- About this exercise: Filter the data for lines with the word "title", then copy every line so identified.

+++ Data for processing +++

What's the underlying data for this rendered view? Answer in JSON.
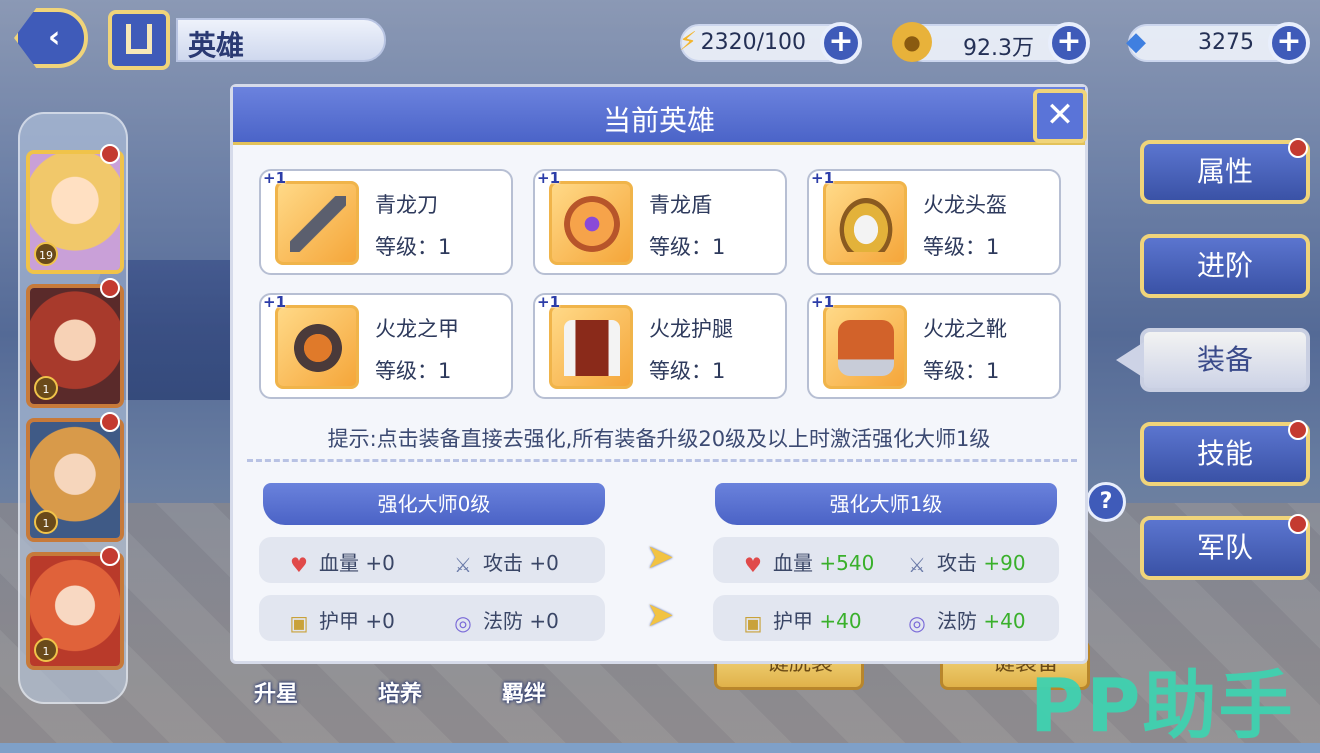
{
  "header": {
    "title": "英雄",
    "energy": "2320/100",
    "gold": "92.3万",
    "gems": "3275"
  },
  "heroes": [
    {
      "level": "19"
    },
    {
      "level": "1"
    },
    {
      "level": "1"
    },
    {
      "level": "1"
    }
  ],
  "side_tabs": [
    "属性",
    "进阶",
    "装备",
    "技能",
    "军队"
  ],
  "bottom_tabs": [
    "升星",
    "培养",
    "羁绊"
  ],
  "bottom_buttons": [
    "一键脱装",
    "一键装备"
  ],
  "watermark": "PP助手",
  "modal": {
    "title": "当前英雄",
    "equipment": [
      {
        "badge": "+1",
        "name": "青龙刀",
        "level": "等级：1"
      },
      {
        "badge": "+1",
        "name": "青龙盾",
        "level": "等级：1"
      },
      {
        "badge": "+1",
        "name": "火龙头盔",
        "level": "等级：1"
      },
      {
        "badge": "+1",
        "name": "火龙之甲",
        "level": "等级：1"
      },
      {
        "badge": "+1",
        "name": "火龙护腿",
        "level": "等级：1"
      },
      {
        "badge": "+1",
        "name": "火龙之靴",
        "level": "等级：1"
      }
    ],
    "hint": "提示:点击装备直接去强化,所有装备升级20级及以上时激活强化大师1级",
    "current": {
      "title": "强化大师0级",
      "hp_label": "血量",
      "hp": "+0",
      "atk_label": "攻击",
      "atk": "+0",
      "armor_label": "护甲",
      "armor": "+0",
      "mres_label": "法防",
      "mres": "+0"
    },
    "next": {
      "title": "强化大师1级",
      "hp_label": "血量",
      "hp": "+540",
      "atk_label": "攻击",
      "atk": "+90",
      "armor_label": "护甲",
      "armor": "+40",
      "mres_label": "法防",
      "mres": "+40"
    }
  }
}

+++
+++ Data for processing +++

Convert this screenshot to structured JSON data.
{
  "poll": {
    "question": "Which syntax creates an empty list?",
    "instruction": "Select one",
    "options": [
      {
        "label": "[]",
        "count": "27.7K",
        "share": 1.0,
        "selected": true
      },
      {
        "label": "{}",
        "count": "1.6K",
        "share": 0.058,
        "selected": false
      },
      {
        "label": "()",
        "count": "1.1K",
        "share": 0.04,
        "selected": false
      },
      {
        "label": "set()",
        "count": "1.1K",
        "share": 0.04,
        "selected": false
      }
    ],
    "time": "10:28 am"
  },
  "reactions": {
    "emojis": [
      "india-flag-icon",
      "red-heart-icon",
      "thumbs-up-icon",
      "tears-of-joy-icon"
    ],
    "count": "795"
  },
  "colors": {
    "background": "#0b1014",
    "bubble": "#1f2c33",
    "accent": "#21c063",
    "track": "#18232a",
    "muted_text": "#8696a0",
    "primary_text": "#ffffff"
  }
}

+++
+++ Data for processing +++

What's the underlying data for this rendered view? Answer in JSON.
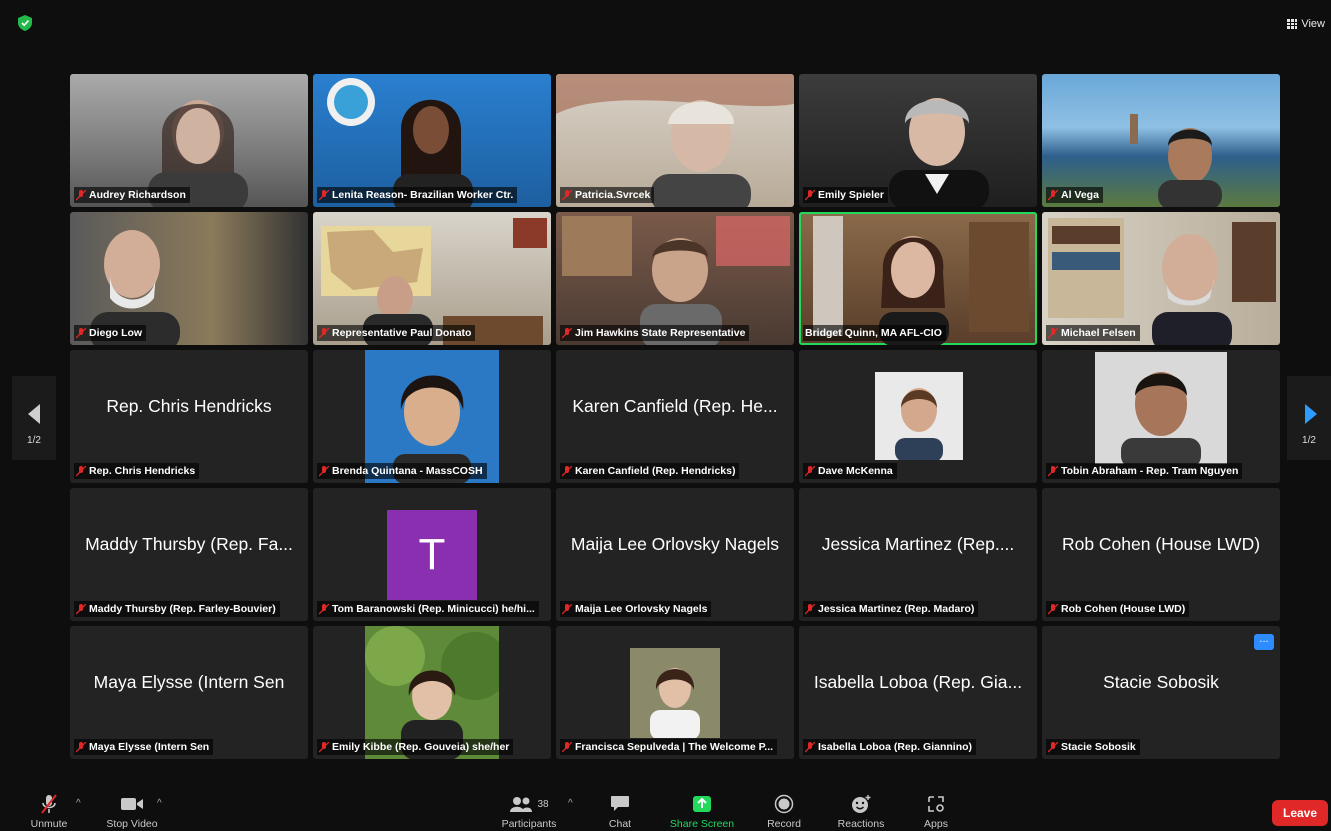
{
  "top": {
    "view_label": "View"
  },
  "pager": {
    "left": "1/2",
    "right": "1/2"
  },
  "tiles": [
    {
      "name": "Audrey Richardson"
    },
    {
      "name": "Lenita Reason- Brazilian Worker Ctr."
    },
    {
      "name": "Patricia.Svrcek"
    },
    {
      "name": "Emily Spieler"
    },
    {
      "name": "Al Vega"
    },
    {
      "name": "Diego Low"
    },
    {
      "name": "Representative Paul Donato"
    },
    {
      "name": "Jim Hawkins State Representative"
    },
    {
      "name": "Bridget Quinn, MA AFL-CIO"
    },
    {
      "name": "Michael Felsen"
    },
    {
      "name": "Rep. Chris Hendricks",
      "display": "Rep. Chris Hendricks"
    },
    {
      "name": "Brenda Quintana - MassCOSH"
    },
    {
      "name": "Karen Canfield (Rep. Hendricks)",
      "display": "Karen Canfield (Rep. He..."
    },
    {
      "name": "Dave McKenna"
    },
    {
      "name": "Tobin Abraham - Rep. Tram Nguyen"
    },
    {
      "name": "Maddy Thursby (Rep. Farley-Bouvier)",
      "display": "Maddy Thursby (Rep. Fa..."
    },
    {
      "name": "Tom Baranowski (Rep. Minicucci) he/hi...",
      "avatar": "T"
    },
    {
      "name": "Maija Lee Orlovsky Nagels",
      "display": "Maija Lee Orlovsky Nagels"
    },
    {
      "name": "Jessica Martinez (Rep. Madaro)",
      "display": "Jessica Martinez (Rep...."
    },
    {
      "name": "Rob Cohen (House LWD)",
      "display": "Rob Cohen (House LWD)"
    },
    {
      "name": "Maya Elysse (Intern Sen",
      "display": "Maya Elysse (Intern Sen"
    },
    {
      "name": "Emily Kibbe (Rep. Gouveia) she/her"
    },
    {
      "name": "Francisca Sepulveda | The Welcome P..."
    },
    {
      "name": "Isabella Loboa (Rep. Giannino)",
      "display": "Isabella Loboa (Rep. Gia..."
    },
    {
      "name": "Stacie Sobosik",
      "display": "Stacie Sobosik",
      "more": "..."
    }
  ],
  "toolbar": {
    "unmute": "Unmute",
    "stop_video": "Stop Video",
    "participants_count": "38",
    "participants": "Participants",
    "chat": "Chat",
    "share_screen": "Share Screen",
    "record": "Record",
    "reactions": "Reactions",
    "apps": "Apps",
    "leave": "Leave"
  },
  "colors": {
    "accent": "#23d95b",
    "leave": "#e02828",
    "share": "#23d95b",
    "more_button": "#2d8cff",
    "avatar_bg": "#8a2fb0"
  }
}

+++

- Your response:
    "title": "英雄",
    "title": "当前英雄",
      "title": "强化大师0级",
      "title": "强化大师1级",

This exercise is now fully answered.